The closure of TMA resulted in John taking that project with him and working on it full-time (between jobs). This resulted in the first iteration of REW. He commented that when back in full-time employment he continued to maintain REW as a spare time project.

He described how REW has evolved from a single-purpose acoustic optimization tool to the current version, adding many measurement functions along the way.

He commented that with his retirement from full-time work in 2018 he was able to concentrate on REW’s further development.

He indicated that he chose Java as the development platform because with Java he was able to offer REW on multiple platforms (Windows, Mac, Linux), without having to modify the code for each.
He then discussed the challenges of development, and how Java’s downside was that at the time there were not many existing Java libraries for functions such as graphical interfaces, mathematical and scientific functions, and audio parameter extraction.
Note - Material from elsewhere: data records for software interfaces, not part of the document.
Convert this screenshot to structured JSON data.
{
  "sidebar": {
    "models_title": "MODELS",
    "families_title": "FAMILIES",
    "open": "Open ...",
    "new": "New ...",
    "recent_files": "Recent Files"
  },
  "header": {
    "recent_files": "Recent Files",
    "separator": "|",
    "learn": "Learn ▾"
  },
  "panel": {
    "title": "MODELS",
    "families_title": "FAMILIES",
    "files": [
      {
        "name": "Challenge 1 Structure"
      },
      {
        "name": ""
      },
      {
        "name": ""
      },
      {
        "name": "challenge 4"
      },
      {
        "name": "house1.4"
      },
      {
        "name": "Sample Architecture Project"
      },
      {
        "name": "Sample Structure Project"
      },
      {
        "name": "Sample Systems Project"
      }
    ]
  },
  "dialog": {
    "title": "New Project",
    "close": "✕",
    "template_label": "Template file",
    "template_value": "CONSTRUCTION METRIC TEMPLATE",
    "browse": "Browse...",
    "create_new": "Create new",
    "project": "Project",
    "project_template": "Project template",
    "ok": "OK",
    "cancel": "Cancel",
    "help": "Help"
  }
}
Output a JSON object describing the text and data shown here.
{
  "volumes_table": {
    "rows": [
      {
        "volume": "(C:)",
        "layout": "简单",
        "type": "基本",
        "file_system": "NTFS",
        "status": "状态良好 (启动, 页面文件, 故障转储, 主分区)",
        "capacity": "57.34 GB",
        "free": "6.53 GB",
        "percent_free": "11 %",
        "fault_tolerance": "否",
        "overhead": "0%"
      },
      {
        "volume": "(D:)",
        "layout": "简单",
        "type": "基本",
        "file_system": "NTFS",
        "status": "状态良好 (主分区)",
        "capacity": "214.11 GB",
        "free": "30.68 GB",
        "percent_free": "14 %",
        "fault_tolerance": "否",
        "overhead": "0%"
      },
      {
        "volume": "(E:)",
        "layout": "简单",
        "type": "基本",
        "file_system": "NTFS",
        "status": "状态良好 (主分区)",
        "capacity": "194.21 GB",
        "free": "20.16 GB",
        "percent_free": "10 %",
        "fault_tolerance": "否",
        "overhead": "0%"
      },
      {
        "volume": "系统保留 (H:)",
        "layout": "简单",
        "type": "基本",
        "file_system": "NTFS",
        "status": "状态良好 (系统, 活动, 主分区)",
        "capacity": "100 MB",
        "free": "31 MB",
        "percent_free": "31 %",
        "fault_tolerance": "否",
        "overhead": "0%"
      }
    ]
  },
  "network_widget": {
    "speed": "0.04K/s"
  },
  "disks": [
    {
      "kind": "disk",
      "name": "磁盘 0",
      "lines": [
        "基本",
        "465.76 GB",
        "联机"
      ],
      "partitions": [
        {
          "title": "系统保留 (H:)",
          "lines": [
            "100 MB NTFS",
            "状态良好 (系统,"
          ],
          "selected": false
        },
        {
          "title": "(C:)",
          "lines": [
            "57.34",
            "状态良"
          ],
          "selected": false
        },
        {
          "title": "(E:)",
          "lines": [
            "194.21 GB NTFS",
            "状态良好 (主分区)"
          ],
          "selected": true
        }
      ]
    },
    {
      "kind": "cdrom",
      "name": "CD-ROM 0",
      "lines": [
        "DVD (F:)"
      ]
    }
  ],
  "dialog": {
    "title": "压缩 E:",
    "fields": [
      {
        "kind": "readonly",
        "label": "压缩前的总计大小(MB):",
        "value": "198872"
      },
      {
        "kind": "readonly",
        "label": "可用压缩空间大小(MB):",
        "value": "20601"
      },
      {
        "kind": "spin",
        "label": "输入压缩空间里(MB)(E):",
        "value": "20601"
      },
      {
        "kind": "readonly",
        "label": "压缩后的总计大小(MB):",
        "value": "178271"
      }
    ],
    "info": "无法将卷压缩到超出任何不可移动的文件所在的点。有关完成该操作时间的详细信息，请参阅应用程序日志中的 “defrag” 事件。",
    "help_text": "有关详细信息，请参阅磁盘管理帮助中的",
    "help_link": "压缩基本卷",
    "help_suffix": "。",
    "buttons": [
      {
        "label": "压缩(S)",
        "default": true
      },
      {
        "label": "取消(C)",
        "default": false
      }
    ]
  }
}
This resulted in his having to write much code from scratch using algorithms ported from other languages.

John went on to discuss the difficulty of finding appropriate audio standards to use in the design of his software, citing the absence of standards for data presentation (eg: smoothing), the broadness of some measurement standards, and the lack of reference data to demonstrate adherence.

Following his presentation, John answered a wide range of questions on subjects ranging from specific use cases, choice of measurement microphones and speakers, speech clarity measurement, and the use of REW with miniDSP products.

A video recording of the Zoom session has been created. An edited version can be found below.

This video can be viewed directly on YouTube at:

A PDF version of John’s slides is available at:

Room EQ Wizard and other audio resources can be found on John’s website here: